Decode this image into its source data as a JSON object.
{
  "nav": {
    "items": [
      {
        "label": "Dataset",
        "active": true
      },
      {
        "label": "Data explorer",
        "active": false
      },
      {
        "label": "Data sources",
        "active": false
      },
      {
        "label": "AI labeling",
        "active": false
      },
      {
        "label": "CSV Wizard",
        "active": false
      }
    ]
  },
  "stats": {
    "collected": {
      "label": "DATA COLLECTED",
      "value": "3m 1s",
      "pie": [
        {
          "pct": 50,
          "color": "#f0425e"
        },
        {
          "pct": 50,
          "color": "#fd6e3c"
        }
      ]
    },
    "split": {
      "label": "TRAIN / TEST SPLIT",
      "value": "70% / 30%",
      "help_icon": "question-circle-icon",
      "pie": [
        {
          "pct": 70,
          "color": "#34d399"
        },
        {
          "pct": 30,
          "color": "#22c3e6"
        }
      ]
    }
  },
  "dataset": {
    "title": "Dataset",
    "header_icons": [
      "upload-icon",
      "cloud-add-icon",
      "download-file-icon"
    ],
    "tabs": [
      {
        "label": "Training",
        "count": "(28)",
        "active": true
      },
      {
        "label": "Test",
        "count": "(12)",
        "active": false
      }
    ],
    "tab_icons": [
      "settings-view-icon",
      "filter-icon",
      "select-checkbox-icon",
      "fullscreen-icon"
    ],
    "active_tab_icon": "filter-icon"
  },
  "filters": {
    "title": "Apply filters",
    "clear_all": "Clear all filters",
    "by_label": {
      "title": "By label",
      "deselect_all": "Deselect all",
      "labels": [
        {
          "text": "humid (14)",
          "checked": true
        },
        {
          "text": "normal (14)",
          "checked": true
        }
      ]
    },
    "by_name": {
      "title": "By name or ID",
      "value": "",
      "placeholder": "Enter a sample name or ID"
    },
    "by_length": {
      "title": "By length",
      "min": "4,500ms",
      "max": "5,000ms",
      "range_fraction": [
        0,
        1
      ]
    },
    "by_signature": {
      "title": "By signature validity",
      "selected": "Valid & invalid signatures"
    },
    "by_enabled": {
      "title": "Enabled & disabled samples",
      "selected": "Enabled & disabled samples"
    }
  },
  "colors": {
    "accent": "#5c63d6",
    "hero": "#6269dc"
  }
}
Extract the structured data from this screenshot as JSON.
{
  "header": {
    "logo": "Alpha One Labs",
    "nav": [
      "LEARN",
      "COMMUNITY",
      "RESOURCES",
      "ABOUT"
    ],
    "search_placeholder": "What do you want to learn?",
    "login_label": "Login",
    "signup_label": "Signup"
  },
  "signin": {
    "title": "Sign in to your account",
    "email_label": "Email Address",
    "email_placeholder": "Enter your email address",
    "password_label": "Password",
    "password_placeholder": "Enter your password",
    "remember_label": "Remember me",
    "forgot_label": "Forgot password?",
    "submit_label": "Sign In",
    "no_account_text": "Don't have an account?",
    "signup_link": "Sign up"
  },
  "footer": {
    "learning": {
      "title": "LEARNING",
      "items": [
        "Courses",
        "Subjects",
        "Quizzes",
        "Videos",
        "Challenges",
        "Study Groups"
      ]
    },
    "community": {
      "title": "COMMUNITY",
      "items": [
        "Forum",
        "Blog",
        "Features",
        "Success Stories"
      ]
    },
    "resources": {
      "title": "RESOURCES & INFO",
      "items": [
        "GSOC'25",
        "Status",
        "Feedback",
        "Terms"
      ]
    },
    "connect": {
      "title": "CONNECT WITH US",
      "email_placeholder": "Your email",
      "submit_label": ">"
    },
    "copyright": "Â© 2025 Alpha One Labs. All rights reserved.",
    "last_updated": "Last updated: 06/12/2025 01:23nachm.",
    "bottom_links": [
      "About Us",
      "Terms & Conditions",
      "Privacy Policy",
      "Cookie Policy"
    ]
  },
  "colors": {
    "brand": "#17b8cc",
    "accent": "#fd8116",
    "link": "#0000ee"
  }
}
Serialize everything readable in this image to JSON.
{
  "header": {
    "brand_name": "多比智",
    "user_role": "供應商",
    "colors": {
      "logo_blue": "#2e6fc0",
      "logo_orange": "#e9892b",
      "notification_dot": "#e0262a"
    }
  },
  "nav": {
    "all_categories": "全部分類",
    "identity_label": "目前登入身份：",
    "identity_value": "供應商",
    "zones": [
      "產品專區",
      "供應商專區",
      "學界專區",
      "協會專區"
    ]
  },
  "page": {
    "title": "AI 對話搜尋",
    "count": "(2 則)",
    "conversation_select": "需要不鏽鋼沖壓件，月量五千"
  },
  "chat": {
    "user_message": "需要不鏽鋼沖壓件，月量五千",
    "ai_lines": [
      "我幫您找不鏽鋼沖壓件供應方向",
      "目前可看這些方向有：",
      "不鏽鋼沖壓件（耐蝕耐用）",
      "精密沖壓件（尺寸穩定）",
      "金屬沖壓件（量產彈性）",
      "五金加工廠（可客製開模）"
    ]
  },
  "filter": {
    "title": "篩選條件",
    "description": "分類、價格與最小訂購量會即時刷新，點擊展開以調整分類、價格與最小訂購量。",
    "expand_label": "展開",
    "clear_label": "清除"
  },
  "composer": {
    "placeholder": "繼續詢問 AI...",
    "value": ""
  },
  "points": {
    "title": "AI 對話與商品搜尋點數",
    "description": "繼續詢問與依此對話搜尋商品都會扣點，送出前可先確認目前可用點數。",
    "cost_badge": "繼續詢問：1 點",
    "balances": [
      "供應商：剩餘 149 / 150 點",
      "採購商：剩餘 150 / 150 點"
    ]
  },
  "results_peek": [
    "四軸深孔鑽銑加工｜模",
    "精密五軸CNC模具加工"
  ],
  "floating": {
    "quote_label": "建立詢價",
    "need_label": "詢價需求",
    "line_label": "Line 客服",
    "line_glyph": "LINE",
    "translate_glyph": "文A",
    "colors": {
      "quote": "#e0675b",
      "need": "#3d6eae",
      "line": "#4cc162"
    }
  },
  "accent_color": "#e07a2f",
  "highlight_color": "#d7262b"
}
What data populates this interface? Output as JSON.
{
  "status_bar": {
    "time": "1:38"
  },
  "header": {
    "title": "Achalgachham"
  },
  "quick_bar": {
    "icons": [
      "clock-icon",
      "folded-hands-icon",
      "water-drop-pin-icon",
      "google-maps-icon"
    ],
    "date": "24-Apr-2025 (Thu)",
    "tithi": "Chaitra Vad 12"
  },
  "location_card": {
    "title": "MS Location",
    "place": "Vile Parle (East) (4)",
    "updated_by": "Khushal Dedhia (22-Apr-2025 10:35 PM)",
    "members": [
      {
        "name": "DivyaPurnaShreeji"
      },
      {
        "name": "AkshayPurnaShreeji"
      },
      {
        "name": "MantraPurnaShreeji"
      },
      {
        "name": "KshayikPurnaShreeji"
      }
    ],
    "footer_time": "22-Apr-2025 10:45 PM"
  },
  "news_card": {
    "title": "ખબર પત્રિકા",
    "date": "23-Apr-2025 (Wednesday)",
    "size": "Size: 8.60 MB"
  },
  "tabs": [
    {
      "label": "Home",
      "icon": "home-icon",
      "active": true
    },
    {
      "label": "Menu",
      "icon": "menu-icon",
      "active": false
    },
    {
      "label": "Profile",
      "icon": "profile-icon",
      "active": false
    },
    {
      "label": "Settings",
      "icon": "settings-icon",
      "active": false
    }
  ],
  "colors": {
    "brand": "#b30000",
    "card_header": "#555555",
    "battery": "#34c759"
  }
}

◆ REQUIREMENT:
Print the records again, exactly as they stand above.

◆ ANSWER:
Decode this image into its source data as a JSON object.
{
  "nav": {
    "items": [
      {
        "label": "Dataset",
        "active": true
      },
      {
        "label": "Data explorer",
        "active": false
      },
      {
        "label": "Data sources",
        "active": false
      },
      {
        "label": "AI labeling",
        "active": false
      },
      {
        "label": "CSV Wizard",
        "active": false
      }
    ]
  },
  "stats": {
    "collected": {
      "label": "DATA COLLECTED",
      "value": "3m 1s",
      "pie": [
        {
          "pct": 50,
          "color": "#f0425e"
        },
        {
          "pct": 50,
          "color": "#fd6e3c"
        }
      ]
    },
    "split": {
      "label": "TRAIN / TEST SPLIT",
      "value": "70% / 30%",
      "help_icon": "question-circle-icon",
      "pie": [
        {
          "pct": 70,
          "color": "#34d399"
        },
        {
          "pct": 30,
          "color": "#22c3e6"
        }
      ]
    }
  },
  "dataset": {
    "title": "Dataset",
    "header_icons": [
      "upload-icon",
      "cloud-add-icon",
      "download-file-icon"
    ],
    "tabs": [
      {
        "label": "Training",
        "count": "(28)",
        "active": true
      },
      {
        "label": "Test",
        "count": "(12)",
        "active": false
      }
    ],
    "tab_icons": [
      "settings-view-icon",
      "filter-icon",
      "select-checkbox-icon",
      "fullscreen-icon"
    ],
    "active_tab_icon": "filter-icon"
  },
  "filters": {
    "title": "Apply filters",
    "clear_all": "Clear all filters",
    "by_label": {
      "title": "By label",
      "deselect_all": "Deselect all",
      "labels": [
        {
          "text": "humid (14)",
          "checked": true
        },
        {
          "text": "normal (14)",
          "checked": true
        }
      ]
    },
    "by_name": {
      "title": "By name or ID",
      "value": "",
      "placeholder": "Enter a sample name or ID"
    },
    "by_length": {
      "title": "By length",
      "min": "4,500ms",
      "max": "5,000ms",
      "range_fraction": [
        0,
        1
      ]
    },
    "by_signature": {
      "title": "By signature validity",
      "selected": "Valid & invalid signatures"
    },
    "by_enabled": {
      "title": "Enabled & disabled samples",
      "selected": "Enabled & disabled samples"
    }
  },
  "colors": {
    "accent": "#5c63d6",
    "hero": "#6269dc"
  }
}
Extract the structured data from this screenshot as JSON.
{
  "header": {
    "logo": "Alpha One Labs",
    "nav": [
      "LEARN",
      "COMMUNITY",
      "RESOURCES",
      "ABOUT"
    ],
    "search_placeholder": "What do you want to learn?",
    "login_label": "Login",
    "signup_label": "Signup"
  },
  "signin": {
    "title": "Sign in to your account",
    "email_label": "Email Address",
    "email_placeholder": "Enter your email address",
    "password_label": "Password",
    "password_placeholder": "Enter your password",
    "remember_label": "Remember me",
    "forgot_label": "Forgot password?",
    "submit_label": "Sign In",
    "no_account_text": "Don't have an account?",
    "signup_link": "Sign up"
  },
  "footer": {
    "learning": {
      "title": "LEARNING",
      "items": [
        "Courses",
        "Subjects",
        "Quizzes",
        "Videos",
        "Challenges",
        "Study Groups"
      ]
    },
    "community": {
      "title": "COMMUNITY",
      "items": [
        "Forum",
        "Blog",
        "Features",
        "Success Stories"
      ]
    },
    "resources": {
      "title": "RESOURCES & INFO",
      "items": [
        "GSOC'25",
        "Status",
        "Feedback",
        "Terms"
      ]
    },
    "connect": {
      "title": "CONNECT WITH US",
      "email_placeholder": "Your email",
      "submit_label": ">"
    },
    "copyright": "Â© 2025 Alpha One Labs. All rights reserved.",
    "last_updated": "Last updated: 06/12/2025 01:23nachm.",
    "bottom_links": [
      "About Us",
      "Terms & Conditions",
      "Privacy Policy",
      "Cookie Policy"
    ]
  },
  "colors": {
    "brand": "#17b8cc",
    "accent": "#fd8116",
    "link": "#0000ee"
  }
}
Serialize everything readable in this image to JSON.
{
  "header": {
    "brand_name": "多比智",
    "user_role": "供應商",
    "colors": {
      "logo_blue": "#2e6fc0",
      "logo_orange": "#e9892b",
      "notification_dot": "#e0262a"
    }
  },
  "nav": {
    "all_categories": "全部分類",
    "identity_label": "目前登入身份：",
    "identity_value": "供應商",
    "zones": [
      "產品專區",
      "供應商專區",
      "學界專區",
      "協會專區"
    ]
  },
  "page": {
    "title": "AI 對話搜尋",
    "count": "(2 則)",
    "conversation_select": "需要不鏽鋼沖壓件，月量五千"
  },
  "chat": {
    "user_message": "需要不鏽鋼沖壓件，月量五千",
    "ai_lines": [
      "我幫您找不鏽鋼沖壓件供應方向",
      "目前可看這些方向有：",
      "不鏽鋼沖壓件（耐蝕耐用）",
      "精密沖壓件（尺寸穩定）",
      "金屬沖壓件（量產彈性）",
      "五金加工廠（可客製開模）"
    ]
  },
  "filter": {
    "title": "篩選條件",
    "description": "分類、價格與最小訂購量會即時刷新，點擊展開以調整分類、價格與最小訂購量。",
    "expand_label": "展開",
    "clear_label": "清除"
  },
  "composer": {
    "placeholder": "繼續詢問 AI...",
    "value": ""
  },
  "points": {
    "title": "AI 對話與商品搜尋點數",
    "description": "繼續詢問與依此對話搜尋商品都會扣點，送出前可先確認目前可用點數。",
    "cost_badge": "繼續詢問：1 點",
    "balances": [
      "供應商：剩餘 149 / 150 點",
      "採購商：剩餘 150 / 150 點"
    ]
  },
  "results_peek": [
    "四軸深孔鑽銑加工｜模",
    "精密五軸CNC模具加工"
  ],
  "floating": {
    "quote_label": "建立詢價",
    "need_label": "詢價需求",
    "line_label": "Line 客服",
    "line_glyph": "LINE",
    "translate_glyph": "文A",
    "colors": {
      "quote": "#e0675b",
      "need": "#3d6eae",
      "line": "#4cc162"
    }
  },
  "accent_color": "#e07a2f",
  "highlight_color": "#d7262b"
}
What data populates this interface? Output as JSON.
{
  "status_bar": {
    "time": "1:38"
  },
  "header": {
    "title": "Achalgachham"
  },
  "quick_bar": {
    "icons": [
      "clock-icon",
      "folded-hands-icon",
      "water-drop-pin-icon",
      "google-maps-icon"
    ],
    "date": "24-Apr-2025 (Thu)",
    "tithi": "Chaitra Vad 12"
  },
  "location_card": {
    "title": "MS Location",
    "place": "Vile Parle (East) (4)",
    "updated_by": "Khushal Dedhia (22-Apr-2025 10:35 PM)",
    "members": [
      {
        "name": "DivyaPurnaShreeji"
      },
      {
        "name": "AkshayPurnaShreeji"
      },
      {
        "name": "MantraPurnaShreeji"
      },
      {
        "name": "KshayikPurnaShreeji"
      }
    ],
    "footer_time": "22-Apr-2025 10:45 PM"
  },
  "news_card": {
    "title": "ખબર પત્રિકા",
    "date": "23-Apr-2025 (Wednesday)",
    "size": "Size: 8.60 MB"
  },
  "tabs": [
    {
      "label": "Home",
      "icon": "home-icon",
      "active": true
    },
    {
      "label": "Menu",
      "icon": "menu-icon",
      "active": false
    },
    {
      "label": "Profile",
      "icon": "profile-icon",
      "active": false
    },
    {
      "label": "Settings",
      "icon": "settings-icon",
      "active": false
    }
  ],
  "colors": {
    "brand": "#b30000",
    "card_header": "#555555",
    "battery": "#34c759"
  }
}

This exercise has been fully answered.